  1. The person who has not dieted much and realizes they need to make a change and lose extra weight. Maybe he or she wants to feel more attractive, or avoid diabetes and other health problems, or just feel better.
  2. The person who feels trapped on the diet/regain roller coaster and wants to lose weight and break free from the frustration, exhaustion, and pain of yo-yo dieting. Boulder might be the thinnest town in America – but there are so many people in this area who suffer with the struggle with food.

I have some questions about your approach that you haven’t addressed here.

I would love to speak with you.  I will give you honest answers.  I have had to be discerning when selecting my own coaches and counselors over the years.  I know how important it is to feel clear that this is a good fit.

I have resistance to contacting you.  I have so much shame about being overweight.

I think I understand.  Even thought there are millions of Americans dealing with exactly the same human struggle, our culture has a powerful stigma around having extra weight or “failing” at dieting.  It is very important to me that everyone who comes to see me feels validated, respected, and believed in.  Bring that shame and any other resistance you have along to the appointment.  I am good at helping people get free of its’ dictatorial power.

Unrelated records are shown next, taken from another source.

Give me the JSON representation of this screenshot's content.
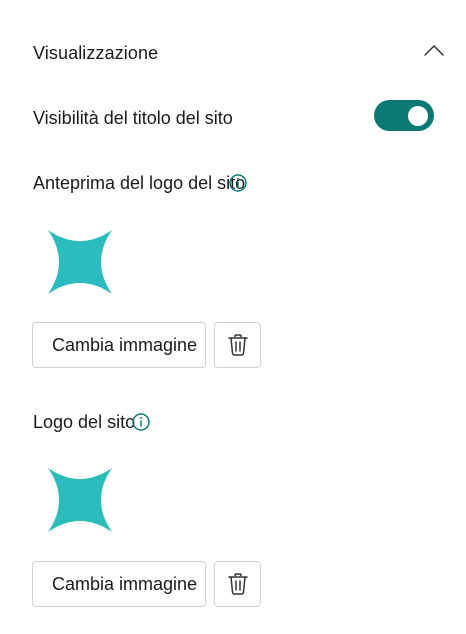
{
  "section": {
    "title": "Visualizzazione",
    "collapse_icon": "chevron-up-icon"
  },
  "site_title_visibility": {
    "label": "Visibilità del titolo del sito",
    "enabled": true,
    "toggle_color": "#0b7a75"
  },
  "logo_preview": {
    "label": "Anteprima del logo del sito",
    "info_icon": "info-icon",
    "logo_icon": "four-point-star-logo",
    "logo_color": "#2bbcbe",
    "change_label": "Cambia immagine",
    "delete_icon": "trash-icon"
  },
  "site_logo": {
    "label": "Logo del sito",
    "info_icon": "info-icon",
    "logo_icon": "four-point-star-logo",
    "logo_color": "#2bbcbe",
    "change_label": "Cambia immagine",
    "delete_icon": "trash-icon"
  }
}
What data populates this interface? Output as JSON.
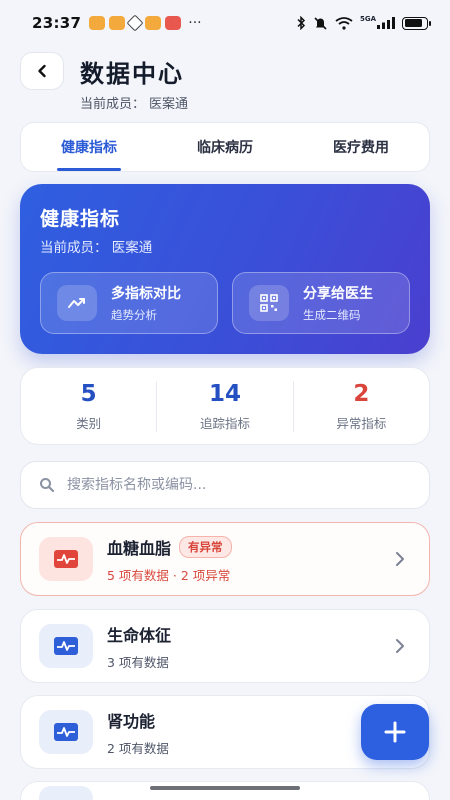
{
  "status_bar": {
    "time": "23:37",
    "more": "···",
    "signal_label": "5GA"
  },
  "header": {
    "title": "数据中心",
    "member_label": "当前成员：",
    "member_name": "医案通"
  },
  "tabs": [
    {
      "label": "健康指标",
      "active": true
    },
    {
      "label": "临床病历",
      "active": false
    },
    {
      "label": "医疗费用",
      "active": false
    }
  ],
  "hero": {
    "title": "健康指标",
    "member": "当前成员： 医案通",
    "actions": [
      {
        "label": "多指标对比",
        "desc": "趋势分析",
        "icon": "trend-icon"
      },
      {
        "label": "分享给医生",
        "desc": "生成二维码",
        "icon": "qr-code-icon"
      }
    ]
  },
  "stats": [
    {
      "value": "5",
      "label": "类别",
      "color": "#2450c2"
    },
    {
      "value": "14",
      "label": "追踪指标",
      "color": "#2450c2"
    },
    {
      "value": "2",
      "label": "异常指标",
      "color": "#d9453a"
    }
  ],
  "search": {
    "placeholder": "搜索指标名称或编码..."
  },
  "categories": [
    {
      "name": "血糖血脂",
      "badge": "有异常",
      "meta": "5 项有数据 · 2 项异常",
      "alert": true
    },
    {
      "name": "生命体征",
      "badge": "",
      "meta": "3 项有数据",
      "alert": false
    },
    {
      "name": "肾功能",
      "badge": "",
      "meta": "2 项有数据",
      "alert": false
    }
  ],
  "colors": {
    "primary": "#2d5fe1",
    "alert": "#d9453a",
    "background": "#f3f5fa"
  }
}
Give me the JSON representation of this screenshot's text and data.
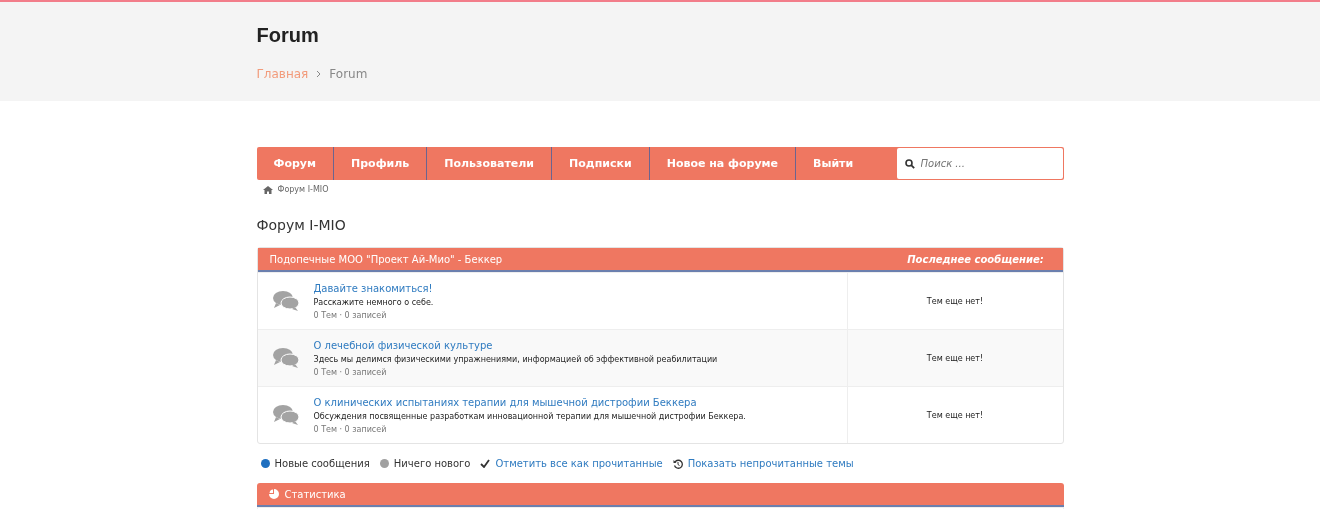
{
  "header": {
    "title": "Forum",
    "breadcrumb": [
      {
        "label": "Главная",
        "link": true
      },
      {
        "label": "Forum",
        "link": false
      }
    ]
  },
  "nav": {
    "items": [
      "Форум",
      "Профиль",
      "Пользователи",
      "Подписки",
      "Новое на форуме",
      "Выйти"
    ],
    "search": {
      "placeholder": "Поиск ..."
    }
  },
  "location": "Форум I-MIO",
  "page_title": "Форум I-MIO",
  "category": {
    "title": "Подопечные МОО \"Проект Ай-Мио\" - Беккер",
    "last_post_heading": "Последнее сообщение:",
    "forums": [
      {
        "name": "Давайте знакомиться!",
        "description": "Расскажите немного о себе.",
        "stats": "0 Тем · 0 записей",
        "last_post": "Тем еще нет!"
      },
      {
        "name": "О лечебной физической культуре",
        "description": "Здесь мы делимся физическими упражнениями, информацией об эффективной реабилитации",
        "stats": "0 Тем · 0 записей",
        "last_post": "Тем еще нет!"
      },
      {
        "name": "О клинических испытаниях терапии для мышечной дистрофии Беккера",
        "description": "Обсуждения посвященные разработкам инновационной терапии для мышечной дистрофии Беккера.",
        "stats": "0 Тем · 0 записей",
        "last_post": "Тем еще нет!"
      }
    ]
  },
  "legend": [
    {
      "kind": "dot",
      "label": "Новые сообщения",
      "color": "#1e6fc0"
    },
    {
      "kind": "dot",
      "label": "Ничего нового",
      "color": "#a0a0a0"
    },
    {
      "kind": "check",
      "label": "Отметить все как прочитанные"
    },
    {
      "kind": "history",
      "label": "Показать непрочитанные темы"
    }
  ],
  "statistics": {
    "title": "Статистика"
  }
}
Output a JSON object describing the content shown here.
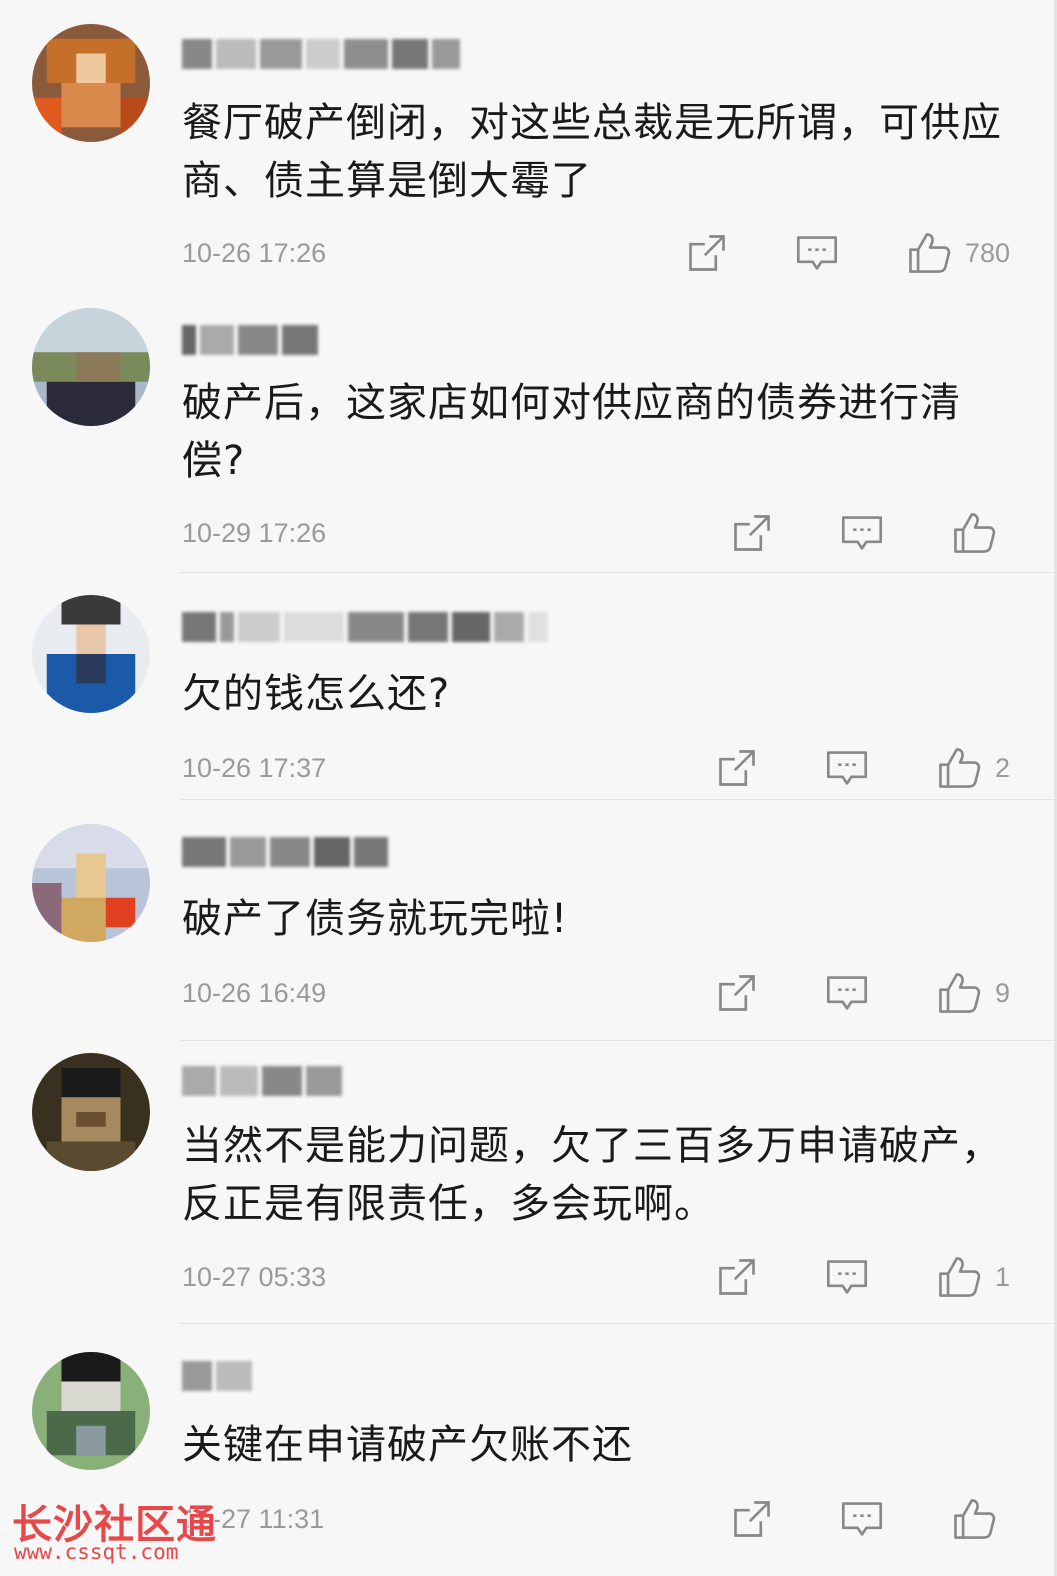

If part of you is scared to reach out for help because it could take your pleasure from food away, don’t worry.  My job is just to help you get free of suffering, actually be able to have pleasure from food and treats, and feel good in your skin. I am all about helping people have more pleasure and less suffering.

I am available to speak with you either on the phone or at my office for a free half-hour consultation.  You can check me out to feel if this is a good fit for you.  If not, I would be happy to refer you to other counselors I respect if you like.

If what I have written makes you feel this might be a good direction, I hope you take the step of reaching out to me today.

If you would like me to contact you please email me at judy@wellnesscoachcolorado.com

Or you can call me at (303) 819-2099.

Warm wishes to you,